The Harris Tweed and Wallace & Berg story

handmade cashmere harris tweed and scottish tartan handbags 

The Wallace & Berg story

Wallace and Berg are designers, who collaborate together to bring   the best and newest designs using the oldest and most tested  methods. We spring from new, to old with a twist of fashion and   creation. 

Our skills, talent and training come from very different   backgrounds, with a belief that quality over quantity, and old   working values create better products. We want you to be happy   with your purchase, these garments gave us a lot of pleasure to   make, and we want you to have pleasure in wearing them.

All our products are hand made, in our workshop, overseen by   ourselves. We check every  detail of our work, rigorously, so that   you can trust that what you are buying is the highest quality that   you would expect from us.

 

And our name:

As an interesting fact about our designers, the name "Wallace" is synonymous with Tartan and Scottish History, but our designer Wallace loves mountains, or as the Germans call them "Bergs".
Our designer Berg, however, loves Tartan, Scotland and Scottish history, and using these materials. Sort of like the wrong way round, but fits perfectly with Wallace and Berg's collaboration, and thats where the name springs from.

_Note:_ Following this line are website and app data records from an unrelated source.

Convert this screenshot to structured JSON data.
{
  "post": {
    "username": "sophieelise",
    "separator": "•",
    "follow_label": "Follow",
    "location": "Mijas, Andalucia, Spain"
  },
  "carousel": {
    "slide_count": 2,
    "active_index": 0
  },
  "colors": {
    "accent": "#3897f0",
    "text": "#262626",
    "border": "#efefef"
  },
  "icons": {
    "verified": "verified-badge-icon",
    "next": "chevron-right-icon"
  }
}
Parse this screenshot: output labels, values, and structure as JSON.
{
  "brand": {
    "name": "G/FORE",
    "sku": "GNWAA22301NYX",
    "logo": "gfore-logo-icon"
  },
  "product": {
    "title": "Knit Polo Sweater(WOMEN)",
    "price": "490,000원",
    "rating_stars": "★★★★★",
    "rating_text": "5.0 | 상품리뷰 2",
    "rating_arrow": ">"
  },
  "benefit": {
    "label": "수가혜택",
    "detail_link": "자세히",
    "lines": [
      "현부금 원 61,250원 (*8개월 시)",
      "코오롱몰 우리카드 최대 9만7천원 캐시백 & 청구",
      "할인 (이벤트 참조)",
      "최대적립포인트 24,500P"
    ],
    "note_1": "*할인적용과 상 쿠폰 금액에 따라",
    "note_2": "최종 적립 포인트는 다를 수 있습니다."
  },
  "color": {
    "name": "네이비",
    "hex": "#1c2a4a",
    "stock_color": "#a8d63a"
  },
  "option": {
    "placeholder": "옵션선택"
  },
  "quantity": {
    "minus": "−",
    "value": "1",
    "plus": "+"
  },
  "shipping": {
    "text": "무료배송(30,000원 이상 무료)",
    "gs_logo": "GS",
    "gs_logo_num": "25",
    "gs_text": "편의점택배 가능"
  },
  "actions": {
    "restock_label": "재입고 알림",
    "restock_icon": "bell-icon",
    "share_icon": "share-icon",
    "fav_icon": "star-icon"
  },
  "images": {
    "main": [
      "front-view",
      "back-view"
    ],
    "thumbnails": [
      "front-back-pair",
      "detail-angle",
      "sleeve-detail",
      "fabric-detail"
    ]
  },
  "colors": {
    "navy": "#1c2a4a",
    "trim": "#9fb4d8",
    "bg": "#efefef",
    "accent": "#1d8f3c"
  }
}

The Harris Tweed Story

Harris Tweed is a tweed cloth that is handwoven by islanders at their homes in the Outer Hebrides of Scotland, finished in the Outer Hebrides, and made from pure virgin wool dyed and spun in the Outer Hebrides. This definition, quality standards and protection of the Harris Tweed name are enshrined in the Harris Tweed Act 1993.

Harris Tweed weaver, c. 1960

For centuries, the islanders of Lewis and Harris, the UistsBenbecula and Barra have woven cloth by hand, calling it 'clò-mòr' in the original Gaelic or 'big cloth'.

Originally, this handmade fabric was woven by crofters for familial use, ideal for protection against the colder climate of the North of Scotland. Surplus cloth was often traded or used as barter, eventually becoming a form of currency amongst the islanders. For example, it was not unusual for rents to be paid in blankets or lengths of cloth. By the end of the 18th century, the spinning of wool yarn from local raw materials was a staple industry for crofters. Finished handmade cloth was exported to the Scottish mainland and traded along with other commodities produced by the Islanders, such as dry hides, goat and deer skins.

The original name of the cloth was tweelScots for twill, it being woven in a twilled rather than a plain pattern. A traditional story has the name coming about almost by chance. Around 1830, a London merchant received a letter from a Hawick firm about some tweels. The London merchant misinterpreted the handwriting, understanding it to be a trade-name taken from the river Tweed that flows through the Scottish Borders. Subsequently, the goods were advertised as Tweed, and the name has remained ever since.